In other words, Roosevelt employed Americans on a vast scale, bringing the unemployment rates down to levels that were tolerable, even before the war—from 25 percent in 1933 to below 10 percent in 1936, if you count those employed by the government as employed, which they surely were. In 1937, Roosevelt tried to balance the budget, the economy relapsed again, and in 1938 the New Deal was relaunched. This again brought unemployment down to about 10 percent, still before the war.
The New Deal rebuilt America physically, providing a foundation (the TVA’s power plants, for example) from which the mobilization of World War II could be launched. But it also saved the country politically and morally, providing jobs, hope, and confidence that in the end democracy was worth preserving. There were many, in the 1930s, who did not think so.
What did not recover, under Roosevelt, was the private banking system. ... If they had savings at all, people stayed in Treasuries, and despite huge deficits interest rates for federal debt remained near zero. The liquidity trap wasn’t overcome until the war ended. It was the war, and only the war, that restored (or, more accurately, created for the first time) the financial wealth of the American middle class. ... But the relaunching of private finance took twenty years, and the war besides.
A brief reflection on this history and present circumstances drives a plain conclusion: the full restoration of private credit will take a long time. It will follow, not precede, the restoration of sound private household finances. There is no way the project of resurrecting the economy by stuffing the banks with cash will work. Effective policy can only work the other way around.
We have to realised that credit and banking feeds off global real economy. It is actually a cost, however small, for the real economy. So once jobs come back and incomes stabilize (at whatever levels), you will see credit coming back. Without certainity of earnings, the credit channel goes in self-preservation mode - waiting for certainity to return. Being global, the channel can absorb far more bailout/stimulus than any single nation can provide.

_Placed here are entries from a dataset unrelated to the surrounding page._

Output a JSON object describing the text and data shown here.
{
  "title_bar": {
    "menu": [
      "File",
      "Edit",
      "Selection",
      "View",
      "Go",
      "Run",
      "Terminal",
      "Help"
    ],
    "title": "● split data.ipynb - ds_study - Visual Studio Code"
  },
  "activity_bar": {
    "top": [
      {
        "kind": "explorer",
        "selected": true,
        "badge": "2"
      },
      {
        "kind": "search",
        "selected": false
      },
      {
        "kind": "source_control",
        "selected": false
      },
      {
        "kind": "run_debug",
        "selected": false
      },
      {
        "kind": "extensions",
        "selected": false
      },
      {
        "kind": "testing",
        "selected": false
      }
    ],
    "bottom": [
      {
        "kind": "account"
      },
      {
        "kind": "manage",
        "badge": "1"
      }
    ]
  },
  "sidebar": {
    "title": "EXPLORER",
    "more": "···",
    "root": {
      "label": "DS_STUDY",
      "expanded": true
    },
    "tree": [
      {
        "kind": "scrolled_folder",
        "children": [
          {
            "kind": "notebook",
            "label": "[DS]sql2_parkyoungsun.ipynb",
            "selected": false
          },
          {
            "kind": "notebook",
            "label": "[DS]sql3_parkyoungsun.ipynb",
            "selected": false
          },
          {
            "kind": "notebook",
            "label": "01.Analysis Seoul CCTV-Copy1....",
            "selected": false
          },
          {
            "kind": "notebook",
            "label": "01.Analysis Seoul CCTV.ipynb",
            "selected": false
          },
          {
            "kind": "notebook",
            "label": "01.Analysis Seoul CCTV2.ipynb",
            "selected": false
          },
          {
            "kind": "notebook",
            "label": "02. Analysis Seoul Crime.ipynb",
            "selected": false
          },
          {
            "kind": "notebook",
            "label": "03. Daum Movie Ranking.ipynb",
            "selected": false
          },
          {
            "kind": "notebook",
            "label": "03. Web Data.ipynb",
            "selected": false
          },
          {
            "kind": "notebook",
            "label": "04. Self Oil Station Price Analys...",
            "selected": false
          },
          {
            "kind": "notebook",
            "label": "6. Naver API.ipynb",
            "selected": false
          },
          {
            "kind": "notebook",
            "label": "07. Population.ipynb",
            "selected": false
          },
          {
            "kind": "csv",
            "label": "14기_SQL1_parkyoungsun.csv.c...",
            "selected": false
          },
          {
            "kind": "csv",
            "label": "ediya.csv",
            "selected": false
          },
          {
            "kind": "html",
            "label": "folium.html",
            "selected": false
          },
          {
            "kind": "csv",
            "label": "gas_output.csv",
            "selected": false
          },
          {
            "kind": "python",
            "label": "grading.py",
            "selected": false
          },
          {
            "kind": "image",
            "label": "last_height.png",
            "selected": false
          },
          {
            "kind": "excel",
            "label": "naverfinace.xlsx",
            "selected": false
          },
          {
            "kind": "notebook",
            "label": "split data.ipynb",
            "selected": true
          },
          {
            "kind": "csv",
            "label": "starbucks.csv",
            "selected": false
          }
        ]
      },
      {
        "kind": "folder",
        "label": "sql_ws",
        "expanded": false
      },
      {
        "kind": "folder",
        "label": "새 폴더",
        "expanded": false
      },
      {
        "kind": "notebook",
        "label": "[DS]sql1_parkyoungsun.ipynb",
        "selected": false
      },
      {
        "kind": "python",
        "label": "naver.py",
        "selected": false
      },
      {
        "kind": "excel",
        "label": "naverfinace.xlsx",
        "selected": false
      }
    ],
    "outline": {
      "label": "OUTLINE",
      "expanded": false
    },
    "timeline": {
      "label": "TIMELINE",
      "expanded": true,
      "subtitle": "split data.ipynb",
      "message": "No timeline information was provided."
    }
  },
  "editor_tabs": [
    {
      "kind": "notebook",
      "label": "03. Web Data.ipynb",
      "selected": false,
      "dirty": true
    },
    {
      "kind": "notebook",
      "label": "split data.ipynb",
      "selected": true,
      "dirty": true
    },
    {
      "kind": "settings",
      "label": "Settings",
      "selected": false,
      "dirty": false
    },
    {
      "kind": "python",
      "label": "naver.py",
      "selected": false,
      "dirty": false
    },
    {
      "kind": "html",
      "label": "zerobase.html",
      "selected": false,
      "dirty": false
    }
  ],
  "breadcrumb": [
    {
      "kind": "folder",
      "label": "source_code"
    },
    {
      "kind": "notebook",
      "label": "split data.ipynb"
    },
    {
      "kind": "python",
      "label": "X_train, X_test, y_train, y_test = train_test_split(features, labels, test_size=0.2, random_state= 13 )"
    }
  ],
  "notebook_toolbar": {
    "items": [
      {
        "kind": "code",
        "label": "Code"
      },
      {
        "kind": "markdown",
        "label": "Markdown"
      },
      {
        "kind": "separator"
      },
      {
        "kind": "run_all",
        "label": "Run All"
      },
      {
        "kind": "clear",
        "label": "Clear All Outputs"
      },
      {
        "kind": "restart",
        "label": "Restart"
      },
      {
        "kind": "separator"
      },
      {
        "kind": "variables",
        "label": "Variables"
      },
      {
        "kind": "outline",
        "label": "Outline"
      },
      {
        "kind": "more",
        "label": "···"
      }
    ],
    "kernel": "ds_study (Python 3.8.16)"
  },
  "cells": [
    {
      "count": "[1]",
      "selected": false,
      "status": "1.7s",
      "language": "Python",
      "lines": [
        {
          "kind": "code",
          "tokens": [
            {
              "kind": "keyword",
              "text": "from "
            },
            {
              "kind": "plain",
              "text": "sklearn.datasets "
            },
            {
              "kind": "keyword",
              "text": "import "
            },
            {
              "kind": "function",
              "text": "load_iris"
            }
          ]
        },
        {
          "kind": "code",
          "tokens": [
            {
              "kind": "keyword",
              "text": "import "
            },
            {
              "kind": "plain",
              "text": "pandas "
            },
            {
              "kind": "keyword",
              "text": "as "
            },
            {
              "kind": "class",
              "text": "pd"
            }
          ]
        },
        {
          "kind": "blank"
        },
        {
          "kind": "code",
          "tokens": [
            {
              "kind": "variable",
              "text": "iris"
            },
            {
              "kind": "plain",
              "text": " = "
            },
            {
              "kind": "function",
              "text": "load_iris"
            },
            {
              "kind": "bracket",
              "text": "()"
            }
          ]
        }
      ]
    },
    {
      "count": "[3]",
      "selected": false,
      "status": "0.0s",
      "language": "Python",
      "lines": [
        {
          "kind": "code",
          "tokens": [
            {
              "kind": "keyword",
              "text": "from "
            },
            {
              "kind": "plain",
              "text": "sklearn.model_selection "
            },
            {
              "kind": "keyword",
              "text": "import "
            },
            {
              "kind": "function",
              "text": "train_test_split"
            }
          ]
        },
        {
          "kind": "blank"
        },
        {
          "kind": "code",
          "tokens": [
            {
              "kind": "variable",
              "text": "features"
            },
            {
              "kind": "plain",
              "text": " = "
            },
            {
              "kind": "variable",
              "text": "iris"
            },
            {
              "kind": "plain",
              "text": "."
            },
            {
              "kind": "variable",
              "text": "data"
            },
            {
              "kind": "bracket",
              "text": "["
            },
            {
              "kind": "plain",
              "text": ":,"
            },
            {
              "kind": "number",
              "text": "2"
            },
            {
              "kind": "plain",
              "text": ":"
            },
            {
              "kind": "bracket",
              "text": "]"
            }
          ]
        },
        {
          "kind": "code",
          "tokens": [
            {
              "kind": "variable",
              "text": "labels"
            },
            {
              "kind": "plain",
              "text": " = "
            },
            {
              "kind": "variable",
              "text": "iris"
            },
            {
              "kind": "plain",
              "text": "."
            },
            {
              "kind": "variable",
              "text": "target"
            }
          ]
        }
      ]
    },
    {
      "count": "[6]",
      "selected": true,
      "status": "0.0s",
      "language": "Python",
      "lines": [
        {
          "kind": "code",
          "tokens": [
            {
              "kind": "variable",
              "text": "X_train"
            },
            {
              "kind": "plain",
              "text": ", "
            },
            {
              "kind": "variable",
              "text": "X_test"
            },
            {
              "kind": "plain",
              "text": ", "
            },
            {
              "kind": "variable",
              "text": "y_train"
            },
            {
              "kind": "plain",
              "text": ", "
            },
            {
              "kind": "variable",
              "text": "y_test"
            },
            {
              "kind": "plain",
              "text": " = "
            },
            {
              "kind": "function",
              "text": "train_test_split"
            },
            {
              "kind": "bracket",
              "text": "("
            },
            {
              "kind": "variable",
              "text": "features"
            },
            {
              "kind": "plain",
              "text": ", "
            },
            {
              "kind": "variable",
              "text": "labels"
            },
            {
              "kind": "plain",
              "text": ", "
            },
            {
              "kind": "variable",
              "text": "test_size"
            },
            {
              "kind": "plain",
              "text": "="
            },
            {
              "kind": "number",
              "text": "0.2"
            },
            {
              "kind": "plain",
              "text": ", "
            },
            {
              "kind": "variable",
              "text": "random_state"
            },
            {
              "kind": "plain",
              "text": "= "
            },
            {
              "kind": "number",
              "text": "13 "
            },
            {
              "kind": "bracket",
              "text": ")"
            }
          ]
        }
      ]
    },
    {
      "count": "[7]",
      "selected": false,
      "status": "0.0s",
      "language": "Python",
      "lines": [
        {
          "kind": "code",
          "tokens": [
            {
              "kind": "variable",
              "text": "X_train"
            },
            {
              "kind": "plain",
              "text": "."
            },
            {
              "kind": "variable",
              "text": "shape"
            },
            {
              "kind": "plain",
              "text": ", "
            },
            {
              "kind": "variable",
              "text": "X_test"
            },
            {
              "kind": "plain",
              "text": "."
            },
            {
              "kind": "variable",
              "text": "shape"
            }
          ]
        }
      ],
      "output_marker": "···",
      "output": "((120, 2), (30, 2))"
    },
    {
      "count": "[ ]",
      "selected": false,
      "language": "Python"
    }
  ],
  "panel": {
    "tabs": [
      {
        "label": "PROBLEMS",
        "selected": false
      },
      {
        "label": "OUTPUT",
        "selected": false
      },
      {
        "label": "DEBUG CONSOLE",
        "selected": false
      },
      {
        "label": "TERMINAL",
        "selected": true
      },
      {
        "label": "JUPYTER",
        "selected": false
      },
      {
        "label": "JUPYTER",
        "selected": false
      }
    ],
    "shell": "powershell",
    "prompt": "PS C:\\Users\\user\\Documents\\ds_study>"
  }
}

The problem of global income adjustment and therefore credit offtake ability will hit us next. This is the heart of the problem. Next: we will see how we can fix this!